- Through what practices of writing or otherwise encoding the past, and of remembering and forgetting, have different groups in the Middle East and North Africa viewed their pasts? At different times and places, how have the significant contours, events and actors in their histories been seen? Was the significant past the same for court historians as for literary historians; for bureaucrats as for the military; for Sufis as for Muslim lawyers and Traditionists?
- How did non-Muslims and Muslims, men and women, adherents of different sectarian or juristic traditions, or speakers of different languages, within societies that became “Islamic” imagine the shape and meaning of their specific societies’ own pasts, and their relation to the universal history of the Islamic community?
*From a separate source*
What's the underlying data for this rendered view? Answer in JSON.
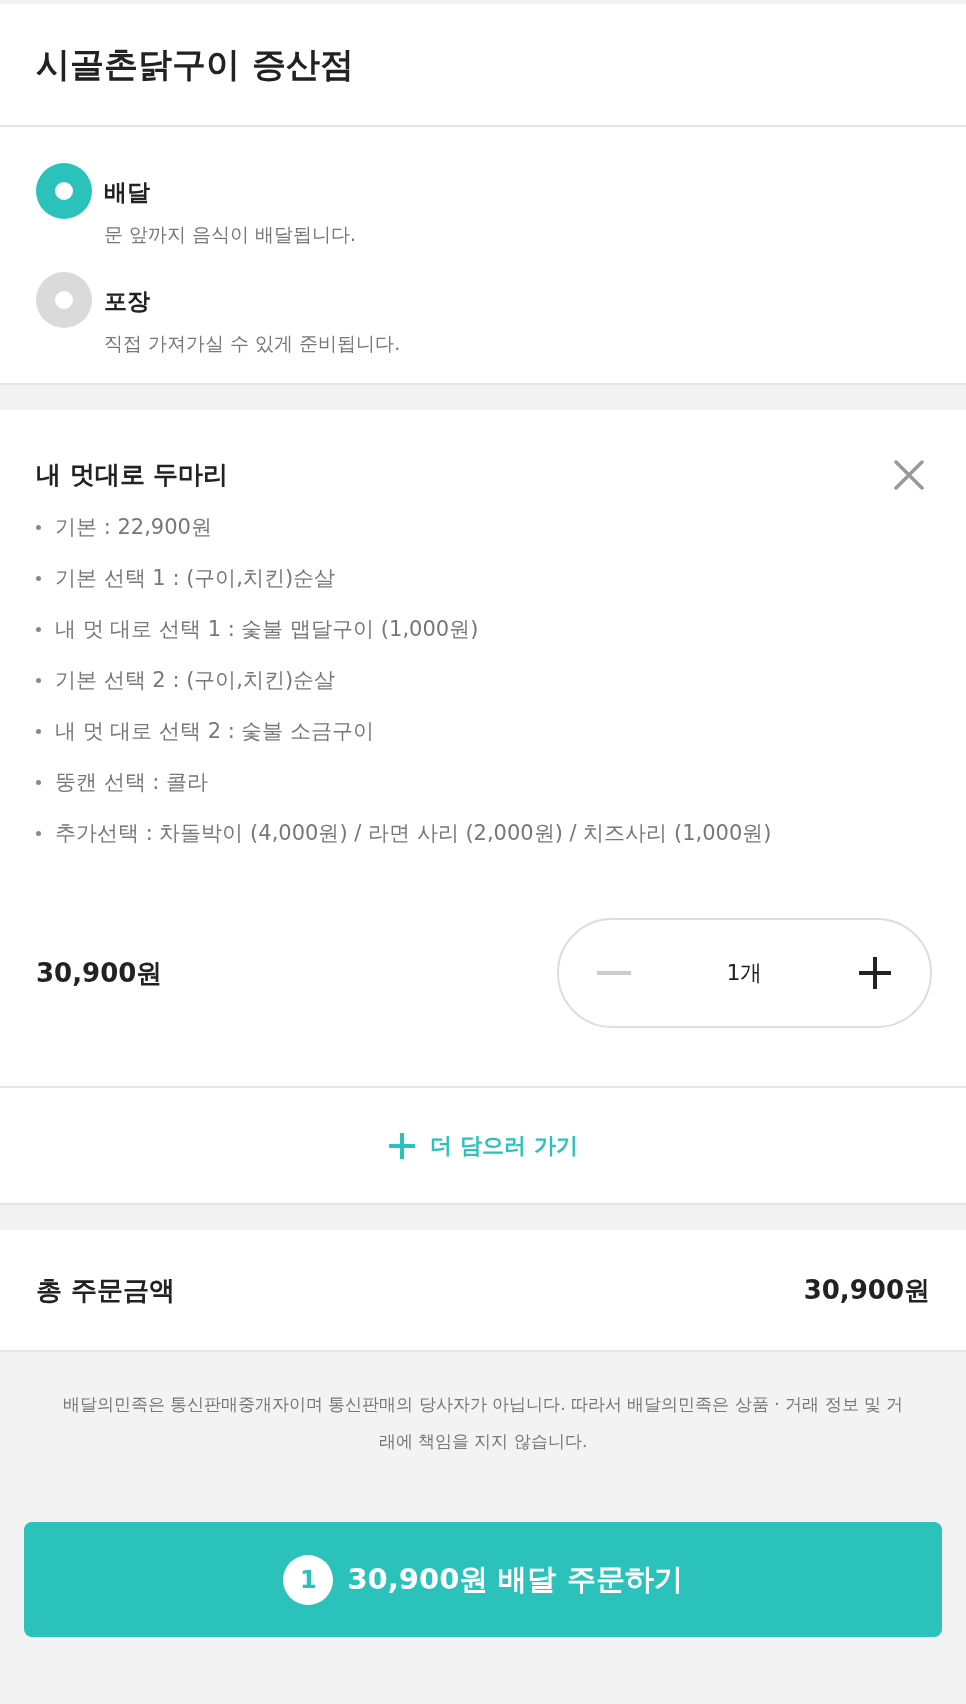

- How have urban and rural people, workers and peasants, the religiously educated and the technocratic elite, developed different ways of writing, remembering, or commemorating particular events in, or the broad sweep of, local, national, or “Islamic” history?
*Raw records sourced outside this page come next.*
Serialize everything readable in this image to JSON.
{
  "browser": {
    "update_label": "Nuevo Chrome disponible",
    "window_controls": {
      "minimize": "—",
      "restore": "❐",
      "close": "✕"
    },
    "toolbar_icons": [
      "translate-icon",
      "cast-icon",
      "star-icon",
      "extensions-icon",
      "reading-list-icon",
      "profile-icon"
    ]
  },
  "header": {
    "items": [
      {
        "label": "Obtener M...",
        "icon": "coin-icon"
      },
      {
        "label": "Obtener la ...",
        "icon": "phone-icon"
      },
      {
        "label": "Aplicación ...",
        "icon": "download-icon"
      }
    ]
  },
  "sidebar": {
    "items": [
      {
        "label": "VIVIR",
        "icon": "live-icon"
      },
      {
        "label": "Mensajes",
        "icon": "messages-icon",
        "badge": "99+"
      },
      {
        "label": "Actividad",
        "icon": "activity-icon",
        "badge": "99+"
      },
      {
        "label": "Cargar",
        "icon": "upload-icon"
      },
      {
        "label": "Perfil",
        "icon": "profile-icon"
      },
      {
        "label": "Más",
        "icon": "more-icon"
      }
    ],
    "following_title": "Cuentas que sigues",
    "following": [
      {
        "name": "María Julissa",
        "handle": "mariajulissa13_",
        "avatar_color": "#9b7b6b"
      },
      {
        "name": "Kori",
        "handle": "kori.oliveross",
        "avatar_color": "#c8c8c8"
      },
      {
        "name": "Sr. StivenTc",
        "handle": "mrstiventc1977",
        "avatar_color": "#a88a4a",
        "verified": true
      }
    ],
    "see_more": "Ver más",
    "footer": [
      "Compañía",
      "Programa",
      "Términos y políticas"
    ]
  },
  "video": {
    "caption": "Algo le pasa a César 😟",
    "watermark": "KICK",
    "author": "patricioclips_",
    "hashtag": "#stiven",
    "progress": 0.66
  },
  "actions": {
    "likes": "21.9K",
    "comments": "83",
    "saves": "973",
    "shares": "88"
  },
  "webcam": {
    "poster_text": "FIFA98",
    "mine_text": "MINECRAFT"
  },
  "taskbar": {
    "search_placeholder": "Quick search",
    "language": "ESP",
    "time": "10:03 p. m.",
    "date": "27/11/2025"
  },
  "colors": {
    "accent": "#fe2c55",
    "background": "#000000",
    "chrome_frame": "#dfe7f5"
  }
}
- In what ways do educational institutions, museums, media organisations and proponents of heritage use history writing in Arabic to shape loyalties and senses of belonging in the Middle East, North Africa, and Europe
- How can digital methods now enhance or change our understandings of the past? What additional information and perspectives do they offer?
Programme date: The workshop will take place on 7 and 8 October 2021.
Organisers: Arabic Pasts is co-organised by Sarah Bowen Savant (AKU-ISMC), Hugh Kennedy (SOAS University of London) and James McDougall (University of Oxford).
Submission: Please submit an abstract of 300 words or less by 19 April to ArabicPastsConf@aku.edu.
Programme venue: The Aga Khan Centre in London (subject to UK government guidelines on travel), with the possibility to have an online component featuring participants who are unable to travel to the UK.